Stored data
*** Block opens ***

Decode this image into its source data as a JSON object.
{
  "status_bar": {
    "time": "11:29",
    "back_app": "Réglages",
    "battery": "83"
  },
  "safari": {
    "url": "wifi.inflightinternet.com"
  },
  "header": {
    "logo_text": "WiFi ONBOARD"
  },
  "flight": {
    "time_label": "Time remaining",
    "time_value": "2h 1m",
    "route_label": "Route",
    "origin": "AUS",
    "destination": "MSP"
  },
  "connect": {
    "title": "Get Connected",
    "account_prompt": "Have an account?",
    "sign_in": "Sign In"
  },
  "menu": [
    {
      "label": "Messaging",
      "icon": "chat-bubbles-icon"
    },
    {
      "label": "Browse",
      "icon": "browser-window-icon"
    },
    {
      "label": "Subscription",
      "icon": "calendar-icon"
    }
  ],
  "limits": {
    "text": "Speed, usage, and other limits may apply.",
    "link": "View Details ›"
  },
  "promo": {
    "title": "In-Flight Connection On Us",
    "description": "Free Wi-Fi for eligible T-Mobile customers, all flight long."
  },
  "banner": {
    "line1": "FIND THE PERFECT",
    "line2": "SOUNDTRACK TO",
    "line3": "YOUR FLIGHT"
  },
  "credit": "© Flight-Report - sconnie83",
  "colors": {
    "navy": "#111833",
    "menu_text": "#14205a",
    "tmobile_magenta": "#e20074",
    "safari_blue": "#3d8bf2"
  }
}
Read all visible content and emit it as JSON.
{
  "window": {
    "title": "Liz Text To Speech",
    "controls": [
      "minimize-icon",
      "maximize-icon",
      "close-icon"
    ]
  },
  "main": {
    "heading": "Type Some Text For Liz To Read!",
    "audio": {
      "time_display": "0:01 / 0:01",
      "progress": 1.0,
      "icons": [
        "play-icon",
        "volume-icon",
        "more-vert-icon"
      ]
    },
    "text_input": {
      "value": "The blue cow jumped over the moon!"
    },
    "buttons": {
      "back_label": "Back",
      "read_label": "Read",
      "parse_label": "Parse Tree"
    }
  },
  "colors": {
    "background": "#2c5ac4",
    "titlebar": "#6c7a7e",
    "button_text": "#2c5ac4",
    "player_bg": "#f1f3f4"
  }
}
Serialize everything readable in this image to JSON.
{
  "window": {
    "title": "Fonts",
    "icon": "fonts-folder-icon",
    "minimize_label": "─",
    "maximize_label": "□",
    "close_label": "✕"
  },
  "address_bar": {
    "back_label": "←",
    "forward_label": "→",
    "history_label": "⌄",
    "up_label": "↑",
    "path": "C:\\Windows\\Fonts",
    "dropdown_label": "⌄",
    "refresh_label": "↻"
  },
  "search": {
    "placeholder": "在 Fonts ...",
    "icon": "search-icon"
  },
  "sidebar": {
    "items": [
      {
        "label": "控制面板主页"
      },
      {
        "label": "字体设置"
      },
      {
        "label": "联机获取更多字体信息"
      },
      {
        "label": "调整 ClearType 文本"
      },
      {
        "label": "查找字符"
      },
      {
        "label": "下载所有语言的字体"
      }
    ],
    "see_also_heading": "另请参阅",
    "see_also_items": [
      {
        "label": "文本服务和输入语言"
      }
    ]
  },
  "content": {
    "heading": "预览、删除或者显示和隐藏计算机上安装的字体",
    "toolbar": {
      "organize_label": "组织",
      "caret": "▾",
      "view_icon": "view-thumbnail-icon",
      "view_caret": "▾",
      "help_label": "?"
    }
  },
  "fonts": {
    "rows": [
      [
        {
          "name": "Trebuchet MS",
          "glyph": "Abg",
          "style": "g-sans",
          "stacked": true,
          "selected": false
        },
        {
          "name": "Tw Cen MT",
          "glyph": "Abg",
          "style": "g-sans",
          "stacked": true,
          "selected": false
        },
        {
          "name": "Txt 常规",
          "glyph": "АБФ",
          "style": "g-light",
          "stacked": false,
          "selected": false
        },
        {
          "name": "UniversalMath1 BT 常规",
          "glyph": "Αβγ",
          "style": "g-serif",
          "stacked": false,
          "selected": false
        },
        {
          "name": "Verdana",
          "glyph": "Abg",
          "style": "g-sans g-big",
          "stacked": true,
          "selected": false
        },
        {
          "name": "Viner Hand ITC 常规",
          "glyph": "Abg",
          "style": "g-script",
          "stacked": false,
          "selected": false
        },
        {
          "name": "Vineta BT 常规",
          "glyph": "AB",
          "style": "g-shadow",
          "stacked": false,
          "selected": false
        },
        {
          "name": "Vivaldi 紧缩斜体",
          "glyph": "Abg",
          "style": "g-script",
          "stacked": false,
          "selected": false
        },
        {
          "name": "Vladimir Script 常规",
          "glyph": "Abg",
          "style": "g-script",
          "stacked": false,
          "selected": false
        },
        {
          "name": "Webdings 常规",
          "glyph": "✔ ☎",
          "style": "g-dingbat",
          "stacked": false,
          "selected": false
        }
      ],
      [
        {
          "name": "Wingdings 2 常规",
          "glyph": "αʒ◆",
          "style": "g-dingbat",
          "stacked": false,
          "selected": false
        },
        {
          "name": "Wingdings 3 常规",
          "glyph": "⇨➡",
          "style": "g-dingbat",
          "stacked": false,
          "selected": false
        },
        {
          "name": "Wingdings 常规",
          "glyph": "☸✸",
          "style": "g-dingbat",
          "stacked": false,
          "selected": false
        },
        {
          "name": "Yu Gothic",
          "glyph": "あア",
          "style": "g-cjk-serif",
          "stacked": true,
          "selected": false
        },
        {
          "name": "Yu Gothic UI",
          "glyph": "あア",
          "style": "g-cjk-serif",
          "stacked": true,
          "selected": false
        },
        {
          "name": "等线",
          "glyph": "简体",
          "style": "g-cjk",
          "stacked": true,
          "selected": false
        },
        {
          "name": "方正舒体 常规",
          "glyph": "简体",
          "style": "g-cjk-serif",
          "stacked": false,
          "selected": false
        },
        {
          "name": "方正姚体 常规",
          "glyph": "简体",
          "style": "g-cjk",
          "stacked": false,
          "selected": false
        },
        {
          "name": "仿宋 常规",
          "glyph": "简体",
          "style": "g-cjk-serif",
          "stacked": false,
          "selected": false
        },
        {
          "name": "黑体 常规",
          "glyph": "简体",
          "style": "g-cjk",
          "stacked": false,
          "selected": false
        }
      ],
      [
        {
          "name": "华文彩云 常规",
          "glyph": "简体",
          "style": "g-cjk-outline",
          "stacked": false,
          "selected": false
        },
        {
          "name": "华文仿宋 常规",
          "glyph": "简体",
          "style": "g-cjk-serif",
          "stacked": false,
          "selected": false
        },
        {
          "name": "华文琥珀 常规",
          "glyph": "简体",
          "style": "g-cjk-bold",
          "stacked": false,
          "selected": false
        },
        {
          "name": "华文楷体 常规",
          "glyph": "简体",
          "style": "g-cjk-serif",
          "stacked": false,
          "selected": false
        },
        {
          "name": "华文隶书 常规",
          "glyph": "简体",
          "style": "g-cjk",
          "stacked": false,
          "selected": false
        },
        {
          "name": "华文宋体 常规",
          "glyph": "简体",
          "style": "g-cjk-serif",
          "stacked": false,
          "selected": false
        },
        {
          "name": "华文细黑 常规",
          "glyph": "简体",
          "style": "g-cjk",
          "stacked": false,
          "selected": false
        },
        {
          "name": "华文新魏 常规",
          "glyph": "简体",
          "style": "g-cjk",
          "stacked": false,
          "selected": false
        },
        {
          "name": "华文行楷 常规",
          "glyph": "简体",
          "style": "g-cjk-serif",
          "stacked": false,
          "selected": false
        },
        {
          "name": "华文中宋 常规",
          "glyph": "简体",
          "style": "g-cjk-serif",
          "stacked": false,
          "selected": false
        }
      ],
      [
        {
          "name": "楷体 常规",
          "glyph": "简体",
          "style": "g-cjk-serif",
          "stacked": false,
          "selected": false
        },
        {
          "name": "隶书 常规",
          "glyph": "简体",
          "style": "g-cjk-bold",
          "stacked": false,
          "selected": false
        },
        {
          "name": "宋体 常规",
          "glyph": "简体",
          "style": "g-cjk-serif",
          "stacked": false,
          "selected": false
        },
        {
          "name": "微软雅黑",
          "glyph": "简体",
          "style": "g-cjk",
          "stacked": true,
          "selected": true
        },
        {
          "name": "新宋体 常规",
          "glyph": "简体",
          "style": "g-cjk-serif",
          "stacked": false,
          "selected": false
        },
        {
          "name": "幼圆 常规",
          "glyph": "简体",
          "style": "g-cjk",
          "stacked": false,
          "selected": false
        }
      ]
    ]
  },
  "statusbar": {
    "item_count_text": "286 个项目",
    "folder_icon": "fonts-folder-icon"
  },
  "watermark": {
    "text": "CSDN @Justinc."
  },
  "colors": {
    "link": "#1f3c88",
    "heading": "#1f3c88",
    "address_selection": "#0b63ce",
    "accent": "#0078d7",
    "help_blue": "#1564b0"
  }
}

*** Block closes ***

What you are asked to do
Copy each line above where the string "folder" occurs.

Task answer
    "icon": "fonts-folder-icon",
    "folder_icon": "fonts-folder-icon"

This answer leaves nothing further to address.